Egypt’s move to raise interest rates is a step in the right direction and a flexible exchange rate will help protect its economy from shocks at a time of tightening global financial conditions, an International Monetary Fund official said.

Egyptian authorities pledged a “durably flexible” exchange rate in conjunction with a staff-level agreement for a $3 billion IMF extended fund facility. The central bank also raised interest rates by 200 basis points in an out-of-cycle meeting.

“The measures that the central bank took last week in hiking interest rates. ..goes in the right direction. It’s very important to control inflation,” the director of the IMF’s Middle East and Central Asia Department, Jihad Azour, told Reuters.

“The move to a flexible exchange rate will help the Egyptian economy to be protected from term-of-trade shocks as well as external shocks, especially at a time when global financial conditions have tightened and became more challenging,” he said.

Egypt has been struggling to cope with the impact of the war in Ukraine, which led to rapid outflows of portfolio investments, a hike in the commodity import bill and a drop in tourism revenues.

The IMF, in a statement on Thursday confirming a staff-level agreement on a $3 billion, 46-month Extended Fund Facility, said a flexible exchange rate regime should be “a cornerstone policy” for rebuilding and safeguarding Egypt’s external resilience.
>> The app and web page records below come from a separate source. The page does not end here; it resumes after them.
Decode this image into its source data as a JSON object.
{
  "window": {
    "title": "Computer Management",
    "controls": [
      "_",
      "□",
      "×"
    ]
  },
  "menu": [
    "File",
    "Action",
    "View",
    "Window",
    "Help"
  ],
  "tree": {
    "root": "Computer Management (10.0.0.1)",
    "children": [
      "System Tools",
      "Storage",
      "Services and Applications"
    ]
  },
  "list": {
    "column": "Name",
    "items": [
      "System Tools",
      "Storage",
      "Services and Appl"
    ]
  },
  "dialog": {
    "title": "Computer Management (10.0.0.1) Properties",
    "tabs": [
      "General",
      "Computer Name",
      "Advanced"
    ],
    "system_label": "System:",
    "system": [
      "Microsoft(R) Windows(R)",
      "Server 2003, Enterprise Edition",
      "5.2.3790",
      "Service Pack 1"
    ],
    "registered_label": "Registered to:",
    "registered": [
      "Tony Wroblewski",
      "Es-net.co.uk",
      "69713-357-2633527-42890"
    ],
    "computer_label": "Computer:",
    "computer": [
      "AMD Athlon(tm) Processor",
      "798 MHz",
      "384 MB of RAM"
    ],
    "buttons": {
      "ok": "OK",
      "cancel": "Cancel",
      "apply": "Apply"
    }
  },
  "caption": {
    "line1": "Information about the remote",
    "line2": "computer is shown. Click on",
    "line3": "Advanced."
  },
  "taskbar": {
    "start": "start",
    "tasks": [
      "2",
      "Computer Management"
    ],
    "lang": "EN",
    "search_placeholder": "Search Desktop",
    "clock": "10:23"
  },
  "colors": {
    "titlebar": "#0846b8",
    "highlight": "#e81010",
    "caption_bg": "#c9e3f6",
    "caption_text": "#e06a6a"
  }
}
It said the deal was expected to catalyst a large, multi-year financing package, including about $5 billion in the fiscal year ending June 2023, reflecting “broad international and regional support for Egypt”.

Asked if there were assurances on assistance from wealthy Gulf states, Azour said: “Yes and some of the Gulf authorities already issued statements in support of the programme”. He said the $5 billion for FY2022-23 would be in addition to the extension of Gulf states’ deposits in Egypt’s central bank.

Any steps by Egypt that increase the level of predictability and bring confidence back is welcomed and allows Egypt to cover its financing needs, he said.

“We see that through these programmes there are enough financing assurances in order to cover their (Egypt’s) external financing needs,” he added.